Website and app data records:

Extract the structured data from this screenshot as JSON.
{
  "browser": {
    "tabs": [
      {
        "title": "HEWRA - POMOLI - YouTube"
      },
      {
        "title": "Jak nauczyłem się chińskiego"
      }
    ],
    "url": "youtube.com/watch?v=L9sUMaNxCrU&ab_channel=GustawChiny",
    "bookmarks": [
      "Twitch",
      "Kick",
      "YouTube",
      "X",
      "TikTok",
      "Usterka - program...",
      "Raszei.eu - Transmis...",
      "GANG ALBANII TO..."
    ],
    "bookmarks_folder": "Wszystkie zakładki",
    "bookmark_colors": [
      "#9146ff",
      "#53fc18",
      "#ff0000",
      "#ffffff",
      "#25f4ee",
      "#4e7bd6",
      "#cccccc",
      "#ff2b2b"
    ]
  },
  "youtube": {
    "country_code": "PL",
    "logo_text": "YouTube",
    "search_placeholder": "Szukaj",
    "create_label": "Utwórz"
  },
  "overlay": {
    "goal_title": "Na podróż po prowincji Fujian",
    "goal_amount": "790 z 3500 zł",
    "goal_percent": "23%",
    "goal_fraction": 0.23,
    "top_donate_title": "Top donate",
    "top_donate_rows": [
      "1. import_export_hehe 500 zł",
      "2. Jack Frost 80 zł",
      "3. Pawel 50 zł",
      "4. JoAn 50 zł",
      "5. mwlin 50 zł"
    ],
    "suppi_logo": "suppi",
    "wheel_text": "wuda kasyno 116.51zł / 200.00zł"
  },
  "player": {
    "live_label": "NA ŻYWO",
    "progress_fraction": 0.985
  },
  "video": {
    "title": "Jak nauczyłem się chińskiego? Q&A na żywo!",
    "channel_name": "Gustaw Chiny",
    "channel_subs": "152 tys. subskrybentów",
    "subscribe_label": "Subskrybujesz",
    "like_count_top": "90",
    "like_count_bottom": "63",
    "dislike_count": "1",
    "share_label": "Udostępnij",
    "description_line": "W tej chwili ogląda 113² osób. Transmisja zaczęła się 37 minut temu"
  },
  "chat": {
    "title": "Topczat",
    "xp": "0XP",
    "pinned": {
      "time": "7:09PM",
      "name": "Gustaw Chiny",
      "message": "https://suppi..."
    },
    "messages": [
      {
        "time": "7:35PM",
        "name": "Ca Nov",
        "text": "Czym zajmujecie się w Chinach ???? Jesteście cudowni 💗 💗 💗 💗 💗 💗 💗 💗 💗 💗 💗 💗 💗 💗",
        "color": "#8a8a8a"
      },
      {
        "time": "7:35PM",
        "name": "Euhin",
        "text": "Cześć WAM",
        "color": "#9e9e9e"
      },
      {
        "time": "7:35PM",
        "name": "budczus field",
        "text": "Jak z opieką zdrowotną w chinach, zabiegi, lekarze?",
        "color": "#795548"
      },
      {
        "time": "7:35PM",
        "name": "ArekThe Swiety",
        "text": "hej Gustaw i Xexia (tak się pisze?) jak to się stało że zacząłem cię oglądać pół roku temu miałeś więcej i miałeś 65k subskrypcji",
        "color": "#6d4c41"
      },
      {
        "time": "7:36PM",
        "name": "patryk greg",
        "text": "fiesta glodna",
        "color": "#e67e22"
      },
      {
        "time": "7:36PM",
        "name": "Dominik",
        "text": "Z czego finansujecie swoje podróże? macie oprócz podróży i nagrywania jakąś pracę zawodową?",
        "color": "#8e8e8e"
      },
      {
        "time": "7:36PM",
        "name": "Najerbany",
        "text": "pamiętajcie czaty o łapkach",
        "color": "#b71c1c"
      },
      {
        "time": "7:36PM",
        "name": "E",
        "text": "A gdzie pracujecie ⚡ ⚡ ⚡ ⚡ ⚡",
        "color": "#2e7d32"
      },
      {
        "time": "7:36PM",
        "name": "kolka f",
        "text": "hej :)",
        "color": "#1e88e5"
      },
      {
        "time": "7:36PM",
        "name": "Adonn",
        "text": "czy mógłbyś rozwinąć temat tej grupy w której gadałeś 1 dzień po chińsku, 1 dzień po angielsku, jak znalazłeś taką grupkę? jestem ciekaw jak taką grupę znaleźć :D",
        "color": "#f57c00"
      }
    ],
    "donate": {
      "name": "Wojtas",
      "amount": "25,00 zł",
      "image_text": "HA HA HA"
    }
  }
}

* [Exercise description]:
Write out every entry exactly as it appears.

* [Solution for this task]:
Extract the structured data from this screenshot as JSON.
{
  "browser": {
    "tabs": [
      {
        "title": "HEWRA - POMOLI - YouTube"
      },
      {
        "title": "Jak nauczyłem się chińskiego"
      }
    ],
    "url": "youtube.com/watch?v=L9sUMaNxCrU&ab_channel=GustawChiny",
    "bookmarks": [
      "Twitch",
      "Kick",
      "YouTube",
      "X",
      "TikTok",
      "Usterka - program...",
      "Raszei.eu - Transmis...",
      "GANG ALBANII TO..."
    ],
    "bookmarks_folder": "Wszystkie zakładki",
    "bookmark_colors": [
      "#9146ff",
      "#53fc18",
      "#ff0000",
      "#ffffff",
      "#25f4ee",
      "#4e7bd6",
      "#cccccc",
      "#ff2b2b"
    ]
  },
  "youtube": {
    "country_code": "PL",
    "logo_text": "YouTube",
    "search_placeholder": "Szukaj",
    "create_label": "Utwórz"
  },
  "overlay": {
    "goal_title": "Na podróż po prowincji Fujian",
    "goal_amount": "790 z 3500 zł",
    "goal_percent": "23%",
    "goal_fraction": 0.23,
    "top_donate_title": "Top donate",
    "top_donate_rows": [
      "1. import_export_hehe 500 zł",
      "2. Jack Frost 80 zł",
      "3. Pawel 50 zł",
      "4. JoAn 50 zł",
      "5. mwlin 50 zł"
    ],
    "suppi_logo": "suppi",
    "wheel_text": "wuda kasyno 116.51zł / 200.00zł"
  },
  "player": {
    "live_label": "NA ŻYWO",
    "progress_fraction": 0.985
  },
  "video": {
    "title": "Jak nauczyłem się chińskiego? Q&A na żywo!",
    "channel_name": "Gustaw Chiny",
    "channel_subs": "152 tys. subskrybentów",
    "subscribe_label": "Subskrybujesz",
    "like_count_top": "90",
    "like_count_bottom": "63",
    "dislike_count": "1",
    "share_label": "Udostępnij",
    "description_line": "W tej chwili ogląda 113² osób. Transmisja zaczęła się 37 minut temu"
  },
  "chat": {
    "title": "Topczat",
    "xp": "0XP",
    "pinned": {
      "time": "7:09PM",
      "name": "Gustaw Chiny",
      "message": "https://suppi..."
    },
    "messages": [
      {
        "time": "7:35PM",
        "name": "Ca Nov",
        "text": "Czym zajmujecie się w Chinach ???? Jesteście cudowni 💗 💗 💗 💗 💗 💗 💗 💗 💗 💗 💗 💗 💗 💗",
        "color": "#8a8a8a"
      },
      {
        "time": "7:35PM",
        "name": "Euhin",
        "text": "Cześć WAM",
        "color": "#9e9e9e"
      },
      {
        "time": "7:35PM",
        "name": "budczus field",
        "text": "Jak z opieką zdrowotną w chinach, zabiegi, lekarze?",
        "color": "#795548"
      },
      {
        "time": "7:35PM",
        "name": "ArekThe Swiety",
        "text": "hej Gustaw i Xexia (tak się pisze?) jak to się stało że zacząłem cię oglądać pół roku temu miałeś więcej i miałeś 65k subskrypcji",
        "color": "#6d4c41"
      },
      {
        "time": "7:36PM",
        "name": "patryk greg",
        "text": "fiesta glodna",
        "color": "#e67e22"
      },
      {
        "time": "7:36PM",
        "name": "Dominik",
        "text": "Z czego finansujecie swoje podróże? macie oprócz podróży i nagrywania jakąś pracę zawodową?",
        "color": "#8e8e8e"
      },
      {
        "time": "7:36PM",
        "name": "Najerbany",
        "text": "pamiętajcie czaty o łapkach",
        "color": "#b71c1c"
      },
      {
        "time": "7:36PM",
        "name": "E",
        "text": "A gdzie pracujecie ⚡ ⚡ ⚡ ⚡ ⚡",
        "color": "#2e7d32"
      },
      {
        "time": "7:36PM",
        "name": "kolka f",
        "text": "hej :)",
        "color": "#1e88e5"
      },
      {
        "time": "7:36PM",
        "name": "Adonn",
        "text": "czy mógłbyś rozwinąć temat tej grupy w której gadałeś 1 dzień po chińsku, 1 dzień po angielsku, jak znalazłeś taką grupkę? jestem ciekaw jak taką grupę znaleźć :D",
        "color": "#f57c00"
      }
    ],
    "donate": {
      "name": "Wojtas",
      "amount": "25,00 zł",
      "image_text": "HA HA HA"
    }
  }
}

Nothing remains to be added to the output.